The information-technology network security sector is unusual in the sense that its leading companies offer markedly different maturity levels. If FireEye and Palto Alto Networks (NYSE:PANW) are the new kids on the block, and Fortinet (NASDAQ:FTNT) is the maturing teenager, then Check Point Software (NASDAQ:CHKP) is very much the mature old uncle. With that said, Fools shouldn't dismiss the stock as unexciting. On the contrary, there was a lot to like about Check Point's recent third-quarter earnings, and the numbers confirm that the company's business strategy is working. Time for a look.
Check Point Software's third-quarter results
Highlights of its earnings and guidance for the upcoming fourth quarter:
Third-quarter revenue of $370.4 million vs. analyst estimate of $367.1 million
Third-quarter earnings per share of $0.93 vs. analyst estimates of $0.91
Fourth-quarter revenue guidance of $395 million-$430 million vs. analyst estimate of $410.3 million
Fourth-quarter EPS guidance of $0.99-$1.09 vs. analyst estimate of $1.03
In summary, revenue and EPS beat analyst expectations and guidance was ahead of what the market projected. This is obviously good news, particularly because Check Point's management is known for giving conservative guidance.
The earnings were also good from the perspective of the company's ongoing business development. As noted, Check Point is a relatively mature company, and it has grown revenue at a single-digit rate for the last 10 consecutive quarters. It is largely known for being a high-margin network security company with relatively sophisticated and high-ticket solutions.
Its business typically involves selling hardware (product revenue) and then software blades (sometimes bundled with hardware) and subscriptions. As is usual with subscriptions, their introduction tends to reduce initial revenue in favor of longer-term revenue generation. However, the good news is that companies can generate a higher lifetime value from the client via this strategy, even if initial revenue is less. Finally, Check Point Software sells software updates and maintenance.
The revenue generation from these three activities, in the last three years, can be seen below. Each activity has an incredibly high gross margin. For example, in 2013, they generated gross margin of 82.1%, 97.5% and 90.1%, respectively.
Readers will note that software blades and subscriptions are growing much faster than software updates and maintenance, while products and licenses have declined in the period.
Product revenue growing again; software revenue strong
A breakout of quarterly revenue demonstrates the underlying trends. The chart below is a bit "busy," but bear with me. Software blades and subscription growth is indexed on the right side, and growth remains strong. However, the key point is that Check Point has started growing its product and license revenue again. This is important, because if Check Point can't grow its installed base through product sales it is likely to struggle with software blade and update revenue growth in future
In fact, after five negative quarters of growth in product and licenses revenue (from the third quarter of 2012 to the third quarter of 2013), growth has been positive in the last four quarters.
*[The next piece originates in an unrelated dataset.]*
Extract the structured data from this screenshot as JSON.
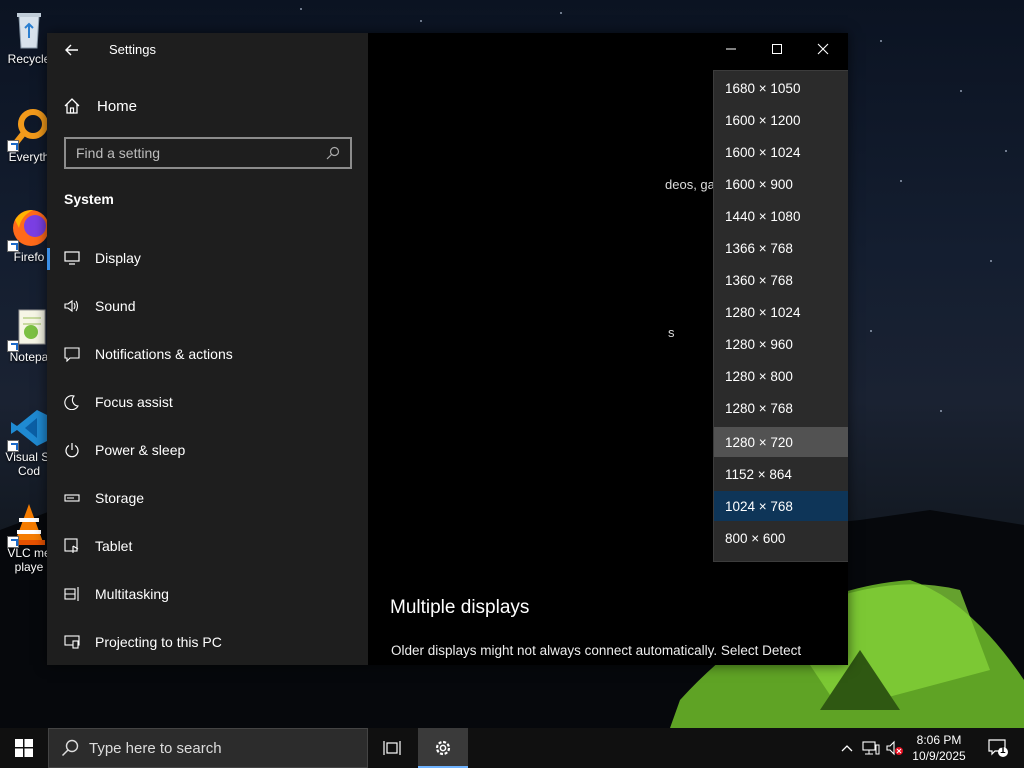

All told, this was a strong earnings report. The headline revenue and earnings numbers came in better than expected, as did guidance. Moreover, its product revenue growth continues to strengthen, while software update and maintenance revenue also continues to grow. Finally, investors should note that the strong growth in software blades and subscriptions implies growth down the line from ongoing subscription revenue and software updates. There is a lot to like about Check Point's earnings report.
Lee Samaha has no position in any stocks mentioned. The Motley Fool recommends Check Point Software Technologies and Palo Alto Networks. The Motley Fool owns shares of Check Point Software Technologies. Try any of our Foolish newsletter services free for 30 days. We Fools may not all hold the same opinions, but we all believe that considering a diverse range of insights makes us better investors. The Motley Fool has a disclosure policy.